It’s the presence of tannins that makes the process of processing acorns so laborious. The ackee fruit brings food preparation to a whole new level – as Nature’s Poisons points out, ackee fruit are both deadly and delicious. A native of West Africa, ackee was brought to the Caribbean in the 18th century, and now forms one half of Jamaica’s famous ackee and saltfish dish.
Only the fleshy arilli are eaten, with the rest of the fruit discarded. Even then, you’re not entirely safe – the flesh is poisonous unless completely ripe, and the US bans importation of fresh ackee in the hope of avoiding poisoning cases.
You may be wondering why people go to such lengths to eat potentially poisonous foods, but in all likelihood you have one or two kicking around in your kitchen at home. Compound Interest has done a lovely article on the hallucinogen in your kitchen – the chemistry of nutmeg this month. Although nutmeg does get some attention as a possible “legal high”, ingesting more than a couple of muffin’s worth in one go is probably a bad idea, and Compound Interest tells us why.
As this month’s Berry-go-round has largely been a round-up of the time consuming and terrifying aspects of unusual plants, I’m going to end on a happier note :)
The wondrous Radix blog, home of the internet’s resident expert on all aspects of edible buried treasure, has recently celebrated its fifth birthday. As a special treat for us, Rhizowen wrote up a summary of everything his root crop research and ruminations have produced so far, in Radix: Alive at Five. Oca, mauka, ulluco and ahipa are just some of the unusual underground edibles he covers.

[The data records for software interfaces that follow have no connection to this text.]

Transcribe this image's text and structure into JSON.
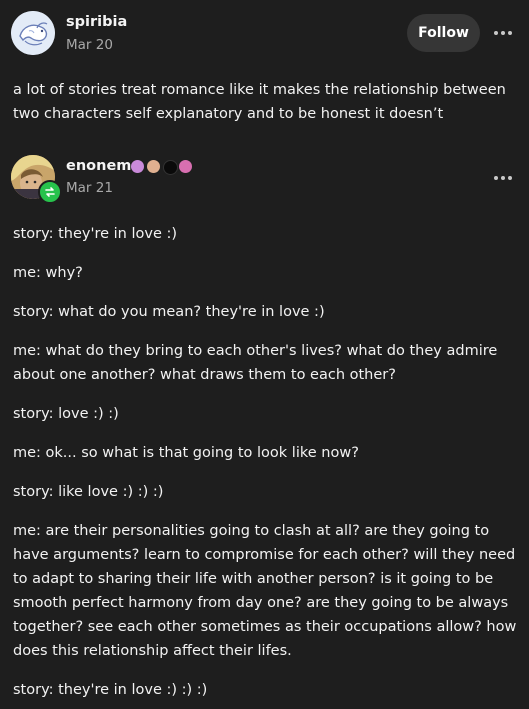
{
  "original_post": {
    "username": "spiribia",
    "date": "Mar 20",
    "follow_label": "Follow",
    "text": "a lot of stories treat romance like it makes the relationship between two characters self explanatory and to be honest it doesn’t"
  },
  "reblog": {
    "username": "enonem",
    "date": "Mar 21",
    "badges": [
      "badge-icon",
      "badge-icon",
      "badge-icon",
      "badge-icon"
    ],
    "lines": [
      "story: they're in love :)",
      "me: why?",
      "story: what do you mean? they're in love :)",
      "me: what do they bring to each other's lives? what do they admire about one another? what draws them to each other?",
      "story: love :) :)",
      "me: ok... so what is that going to look like now?",
      "story: like love :) :) :)",
      "me: are their personalities going to clash at all? are they going to have arguments? learn to compromise for each other? will they need to adapt to sharing their life with another person? is it going to be smooth perfect harmony from day one? are they going to be always together? see each other sometimes as their occupations allow? how does this relationship affect their lifes.",
      "story: they're in love :) :) :)"
    ]
  },
  "colors": {
    "background": "#1e1e1e",
    "follow_button": "#363636",
    "reblog_badge": "#27c24c",
    "muted_text": "#a8a8a8"
  }
}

I hope you’ve enjoyed this month’s round-up of planty goodness. Keep an eye on the Berry-go-round blog to find out where we’re headed next month :)